John Brunsdon (1933- 2014) was born in Cheltenham, Gloucester, in 1933. He went to Cheltenham Grammar School where his Art Master was George Ryland, and afterwards to Cheltenham College of Art.
In a 1995 film of Brunsdon about his career and work, he says that stumbled into print making after choosing to specialise in graphic Art at college, and that in that department was a printing press. From that moment, Brunsdon was hooked. He worked for several years as a print technician at the Digswell Arts Trust, Hertfordshire. This gave him huge experience of the process of printing and also the chance to print the work of other artists. He was appreciative of the works of his contemporaries, particularly Julian Trevelyan – who was head of the etching department at the Royal College of Art in 1955. Other tutors at the time included Alistair Grant and Edward Bawden.

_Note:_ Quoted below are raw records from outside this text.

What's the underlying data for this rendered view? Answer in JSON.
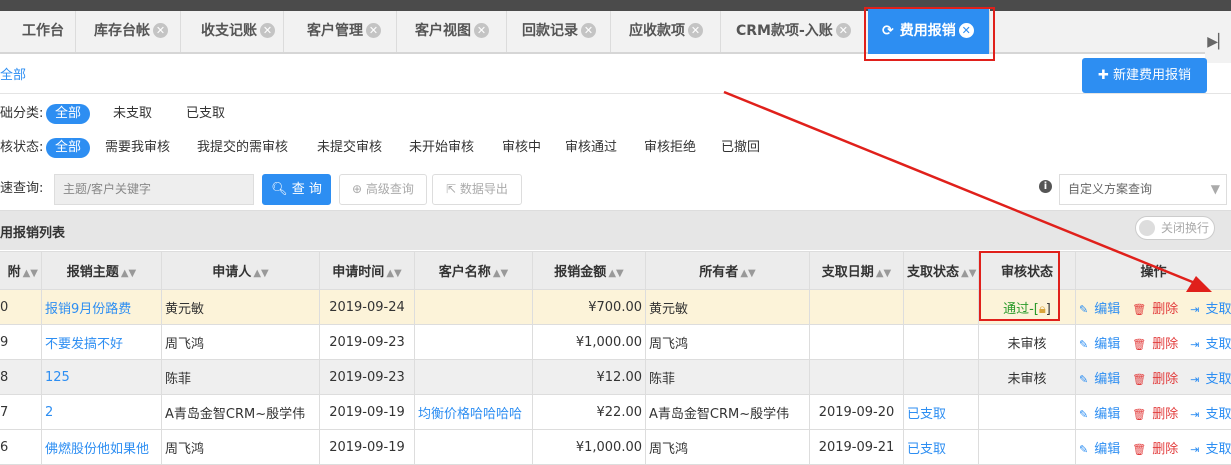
{
  "tabs": [
    {
      "label": "工作台"
    },
    {
      "label": "库存台帐"
    },
    {
      "label": "收支记账"
    },
    {
      "label": "客户管理"
    },
    {
      "label": "客户视图"
    },
    {
      "label": "回款记录"
    },
    {
      "label": "应收款项"
    },
    {
      "label": "CRM款项-入账"
    },
    {
      "label": "费用报销"
    }
  ],
  "subtab": "全部",
  "new_button": "新建费用报销",
  "filters": {
    "category_label": "础分类:",
    "category_options": [
      "全部",
      "未支取",
      "已支取"
    ],
    "status_label": "核状态:",
    "status_options": [
      "全部",
      "需要我审核",
      "我提交的需审核",
      "未提交审核",
      "未开始审核",
      "审核中",
      "审核通过",
      "审核拒绝",
      "已撤回"
    ]
  },
  "search": {
    "label": "速查询:",
    "placeholder": "主题/客户关键字",
    "query_button": "查 询",
    "advanced_button": "高级查询",
    "export_button": "数据导出",
    "plan_placeholder": "自定义方案查询"
  },
  "list": {
    "title": "用报销列表",
    "wrap_toggle": "关闭换行",
    "columns": [
      "附",
      "报销主题",
      "申请人",
      "申请时间",
      "客户名称",
      "报销金额",
      "所有者",
      "支取日期",
      "支取状态",
      "审核状态",
      "操作"
    ],
    "rows": [
      {
        "no": "0",
        "subject": "报销9月份路费",
        "applicant": "黄元敏",
        "date": "2019-09-24",
        "customer": "",
        "amount": "¥700.00",
        "owner": "黄元敏",
        "pay_date": "",
        "pay_status": "",
        "audit": "通过-[",
        "audit_end": "]"
      },
      {
        "no": "9",
        "subject": "不要发搞不好",
        "applicant": "周飞鸿",
        "date": "2019-09-23",
        "customer": "",
        "amount": "¥1,000.00",
        "owner": "周飞鸿",
        "pay_date": "",
        "pay_status": "",
        "audit": "未审核",
        "audit_end": ""
      },
      {
        "no": "8",
        "subject": "125",
        "applicant": "陈菲",
        "date": "2019-09-23",
        "customer": "",
        "amount": "¥12.00",
        "owner": "陈菲",
        "pay_date": "",
        "pay_status": "",
        "audit": "未审核",
        "audit_end": ""
      },
      {
        "no": "7",
        "subject": "2",
        "applicant": "A青岛金智CRM~殷学伟",
        "date": "2019-09-19",
        "customer": "均衡价格哈哈哈哈",
        "amount": "¥22.00",
        "owner": "A青岛金智CRM~殷学伟",
        "pay_date": "2019-09-20",
        "pay_status": "已支取",
        "audit": "",
        "audit_end": ""
      },
      {
        "no": "6",
        "subject": "佛燃股份他如果他",
        "applicant": "周飞鸿",
        "date": "2019-09-19",
        "customer": "",
        "amount": "¥1,000.00",
        "owner": "周飞鸿",
        "pay_date": "2019-09-21",
        "pay_status": "已支取",
        "audit": "",
        "audit_end": ""
      }
    ],
    "actions": {
      "edit": "编辑",
      "delete": "删除",
      "withdraw": "支取"
    }
  },
  "colors": {
    "accent": "#2d8ef2",
    "annotation": "#e0201b",
    "highlight_row": "#fcf3d9"
  }
}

Brunsdon enjoyed exploring the majestic quality of the landscape and man’s influence on it, how he ‘scratches a living on it’. He has produced some stunning Welsh landscapes, where he went on holiday with his family in the mid 60’s. By this time he was an established teacher with a printing department in his own right, and is exhibiting widely.
Throughout the 70’s and 80’s Brundon travels more widely around the U.K., which is reflected in his work. Cumbria, Dorset, Suffolk and Norfolk when he moves to Suffolk in the late 1970’s creating the challenges of working with flat landscapes. In 1989 he went on a working holiday to Lyme Regis, where ‘The Cobb’ is situated.
In the late 80’s and early 90’s he made studies of some of the iconic British heritage sites, including churches and country houses. My mum bought one of his prints of Ely Cathedral on holiday there when I was much younger. It is still on her wall now, and still catches my attention as I go by, with his signature skeleton trees. His work is much loved and collected. It is in the collections of the Tate, the Arts Council, the Government art collection, the V&A, MOMA (NY) and many private collections.